++++ TASK INPUT ++++
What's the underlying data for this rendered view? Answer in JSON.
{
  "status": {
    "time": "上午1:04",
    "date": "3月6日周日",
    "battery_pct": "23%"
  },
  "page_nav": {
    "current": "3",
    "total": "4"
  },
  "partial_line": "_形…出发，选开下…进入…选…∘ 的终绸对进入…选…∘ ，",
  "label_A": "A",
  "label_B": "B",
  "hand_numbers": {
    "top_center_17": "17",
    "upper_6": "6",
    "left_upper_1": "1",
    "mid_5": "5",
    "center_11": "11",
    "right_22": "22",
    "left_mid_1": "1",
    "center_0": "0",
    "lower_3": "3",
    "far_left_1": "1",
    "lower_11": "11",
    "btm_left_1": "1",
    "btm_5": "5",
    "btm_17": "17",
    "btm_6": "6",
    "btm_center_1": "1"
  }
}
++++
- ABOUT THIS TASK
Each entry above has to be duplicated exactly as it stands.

- YOUR RESPONSE
What's the underlying data for this rendered view? Answer in JSON.
{
  "status": {
    "time": "上午1:04",
    "date": "3月6日周日",
    "battery_pct": "23%"
  },
  "page_nav": {
    "current": "3",
    "total": "4"
  },
  "partial_line": "_形…出发，选开下…进入…选…∘ 的终绸对进入…选…∘ ，",
  "label_A": "A",
  "label_B": "B",
  "hand_numbers": {
    "top_center_17": "17",
    "upper_6": "6",
    "left_upper_1": "1",
    "mid_5": "5",
    "center_11": "11",
    "right_22": "22",
    "left_mid_1": "1",
    "center_0": "0",
    "lower_3": "3",
    "far_left_1": "1",
    "lower_11": "11",
    "btm_left_1": "1",
    "btm_5": "5",
    "btm_17": "17",
    "btm_6": "6",
    "btm_center_1": "1"
  }
}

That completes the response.